The study, conducted by researchers at the Scripps Research Institute, was released on March 28th in the online version of Nature Neuroscience and will also appear in the journal’s May 2010 print issue. When investigators gave rats access to varying levels of high-fat foods, they found unrestricted availability alone can trigger addiction-like responses in the brain, leading to compulsive eating behaviors and the onset of obesity.
“Drug addiction and obesity are two of the most challenging health problems in the United States,” said Dr. Nora D. Volkow, director of NIDA. “This research opens the door for us to apply some of the knowledge we have gathered about drug addiction to the study of overeating and obesity.”
Both obesity and drug addiction have been linked to a dysfunction in the brain’s reward system.

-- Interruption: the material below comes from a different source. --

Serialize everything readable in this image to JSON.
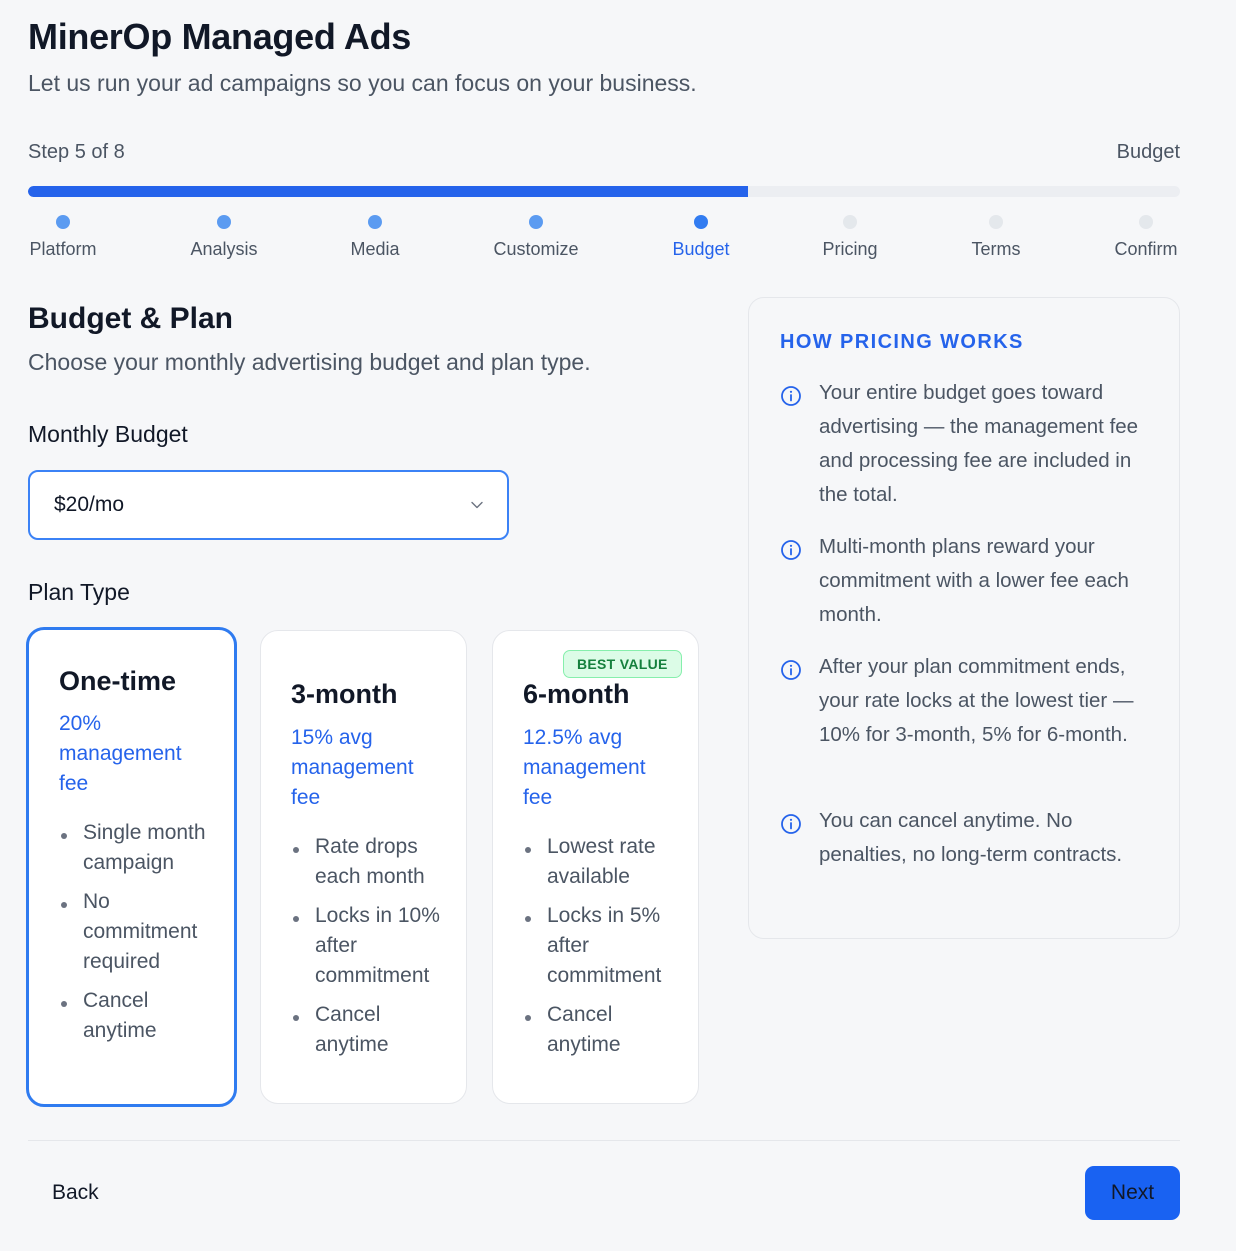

In both cases overconsumption can trigger a gradual increase in the reward threshold — requiring more and more palatable high fat food or reinforcing drug to satisfy the craving over time.